If you’re interested (even just professionally) in ecommerce, and you’ve been paying attention, than you’ve been thinking about chat based UIs and commerce for a while. For a quick refresher, you could read the blog post Chinese Mobile App UI Trends.
It all got a little frothy this week (I don’t blame Chris, he’s part of the gestalt), enough that someone asked me my thoughts on it, so I wrote them down.
- One of the key promises that seems to be exciting people about chat based UIs and conversational commerce is the ability to route functionality over widely installed communication tools (e.g. Messenger or WeChat) and thereby avoid the hassle associated with building an app, and dealing with Apple/Google gatekeepers. Outside of WeChat however there is no indication that gatekeepers of the communication tools will be any more flexible or less extractive than the gatekeepers for apps. Slack is a bit of darling to hack on at the moment because the API and integration is comparatively generous. (reprising one of the most successful strategies at Flickr)
- Pushing a button is always going to be easier than using a conversational interface. Therefore conversational interfaces are going hit their sweet spot when the range of possible actions is large. If I’m doing something simple, transactional and repetitive (like summoning a car), a button is the right UI. (I’ll acknowledge this point is debatable in the context of both home and driving, which while important are arguably growing less so)
- Following on the idea of a button being a more straightforward UI, if a given task (or purchase) is something I do frequently enough to be an expert, even if the tasks is complicated, purpose built tools are going to be more powerful, e.g. ordering weekly grocery delivery.
- Language is lossy, and trust in new mediums develops over time. I expect that conversational commerce, especially bot mediated, will be dominated by lower price point (sub-$30) purchases in the near future.
- On a side note transactions delivered via chat/communication tools will also probably quickly evolve to be much more structured, this isn’t a returning ascendancy of NLP meets command lines.
So what’s the sweet spot in the near future?
We’re looking for casual transactions, at a moderate price point, that aren’t repetitive, and where we aren’t an expert.
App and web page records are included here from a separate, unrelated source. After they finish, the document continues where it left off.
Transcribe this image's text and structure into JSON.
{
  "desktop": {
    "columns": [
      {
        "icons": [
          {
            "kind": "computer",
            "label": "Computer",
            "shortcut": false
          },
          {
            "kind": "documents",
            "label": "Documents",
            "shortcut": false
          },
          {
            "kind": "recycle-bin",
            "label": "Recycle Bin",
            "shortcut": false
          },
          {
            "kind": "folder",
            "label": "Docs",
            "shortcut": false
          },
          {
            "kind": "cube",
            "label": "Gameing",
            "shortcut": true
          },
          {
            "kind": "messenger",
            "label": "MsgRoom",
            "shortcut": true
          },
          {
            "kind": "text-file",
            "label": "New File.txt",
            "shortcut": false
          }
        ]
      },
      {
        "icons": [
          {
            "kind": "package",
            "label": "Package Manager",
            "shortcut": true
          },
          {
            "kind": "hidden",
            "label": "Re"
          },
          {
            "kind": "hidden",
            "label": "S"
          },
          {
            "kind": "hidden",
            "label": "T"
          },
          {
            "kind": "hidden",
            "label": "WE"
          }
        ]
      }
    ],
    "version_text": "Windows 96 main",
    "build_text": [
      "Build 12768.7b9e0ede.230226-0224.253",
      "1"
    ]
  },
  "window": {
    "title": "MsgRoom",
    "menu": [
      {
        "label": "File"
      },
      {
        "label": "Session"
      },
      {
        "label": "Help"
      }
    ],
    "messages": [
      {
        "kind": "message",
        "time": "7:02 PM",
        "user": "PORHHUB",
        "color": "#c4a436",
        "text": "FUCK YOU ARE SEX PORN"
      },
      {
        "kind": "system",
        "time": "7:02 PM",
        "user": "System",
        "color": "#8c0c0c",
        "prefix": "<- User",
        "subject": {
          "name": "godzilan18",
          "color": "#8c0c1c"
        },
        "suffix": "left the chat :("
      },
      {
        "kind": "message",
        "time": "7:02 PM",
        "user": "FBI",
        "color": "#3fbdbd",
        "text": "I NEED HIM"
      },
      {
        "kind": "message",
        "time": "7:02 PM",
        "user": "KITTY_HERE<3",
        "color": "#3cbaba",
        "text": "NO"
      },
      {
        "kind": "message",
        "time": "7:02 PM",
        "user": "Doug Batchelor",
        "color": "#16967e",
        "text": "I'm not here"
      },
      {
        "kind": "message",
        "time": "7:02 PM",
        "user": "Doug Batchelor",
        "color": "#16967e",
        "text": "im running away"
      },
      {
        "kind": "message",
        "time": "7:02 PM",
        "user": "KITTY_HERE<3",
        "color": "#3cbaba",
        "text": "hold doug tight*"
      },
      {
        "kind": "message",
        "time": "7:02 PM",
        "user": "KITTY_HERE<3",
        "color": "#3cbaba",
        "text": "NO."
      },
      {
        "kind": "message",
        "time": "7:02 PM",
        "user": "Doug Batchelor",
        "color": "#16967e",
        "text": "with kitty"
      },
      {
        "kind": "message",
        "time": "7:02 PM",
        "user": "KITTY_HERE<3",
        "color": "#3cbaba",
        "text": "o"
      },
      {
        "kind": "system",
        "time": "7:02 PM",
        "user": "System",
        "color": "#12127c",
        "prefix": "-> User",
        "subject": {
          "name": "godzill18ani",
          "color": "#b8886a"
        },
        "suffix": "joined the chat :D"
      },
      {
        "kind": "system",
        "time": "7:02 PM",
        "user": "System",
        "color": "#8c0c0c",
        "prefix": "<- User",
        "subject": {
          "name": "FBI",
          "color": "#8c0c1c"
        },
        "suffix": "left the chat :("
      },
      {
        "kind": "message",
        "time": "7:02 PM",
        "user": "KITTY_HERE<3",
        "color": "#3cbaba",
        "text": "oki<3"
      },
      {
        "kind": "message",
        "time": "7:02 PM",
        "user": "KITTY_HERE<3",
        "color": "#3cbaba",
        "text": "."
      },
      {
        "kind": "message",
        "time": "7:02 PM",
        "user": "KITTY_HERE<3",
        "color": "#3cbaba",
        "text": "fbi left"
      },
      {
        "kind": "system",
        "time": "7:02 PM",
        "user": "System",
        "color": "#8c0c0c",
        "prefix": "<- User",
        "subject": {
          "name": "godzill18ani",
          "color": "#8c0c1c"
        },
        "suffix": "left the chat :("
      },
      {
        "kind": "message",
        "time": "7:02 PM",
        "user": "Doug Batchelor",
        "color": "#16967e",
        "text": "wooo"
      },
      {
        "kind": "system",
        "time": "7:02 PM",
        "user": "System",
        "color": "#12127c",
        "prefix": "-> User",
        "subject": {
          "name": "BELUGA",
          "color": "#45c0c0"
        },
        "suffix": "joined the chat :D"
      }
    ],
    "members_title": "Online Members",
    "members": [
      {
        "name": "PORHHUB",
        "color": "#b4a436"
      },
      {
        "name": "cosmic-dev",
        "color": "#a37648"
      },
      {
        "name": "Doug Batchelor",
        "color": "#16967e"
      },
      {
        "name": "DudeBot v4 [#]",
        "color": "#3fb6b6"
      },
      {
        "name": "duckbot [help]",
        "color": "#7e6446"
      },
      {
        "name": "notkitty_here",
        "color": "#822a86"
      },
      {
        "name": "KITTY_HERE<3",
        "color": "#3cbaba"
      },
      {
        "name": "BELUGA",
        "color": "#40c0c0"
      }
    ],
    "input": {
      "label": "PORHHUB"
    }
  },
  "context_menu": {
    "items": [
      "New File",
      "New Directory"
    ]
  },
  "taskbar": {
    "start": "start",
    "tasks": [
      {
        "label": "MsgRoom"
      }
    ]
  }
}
And we need to be offering this service in a channel which independent of our offering is used frequently enough to be habit forming.
If I was trying to launch something in this area I’d ask myself, “What are the transactions I make, sub-$30, where I still immediately ask someone working at the business for help?”
For more interesting thoughts on building them conversational UIs, this survey by Matt Webb is quite good, especially the Jack Principles from 90s game “You Don’t Know Jack”. (PDF warning)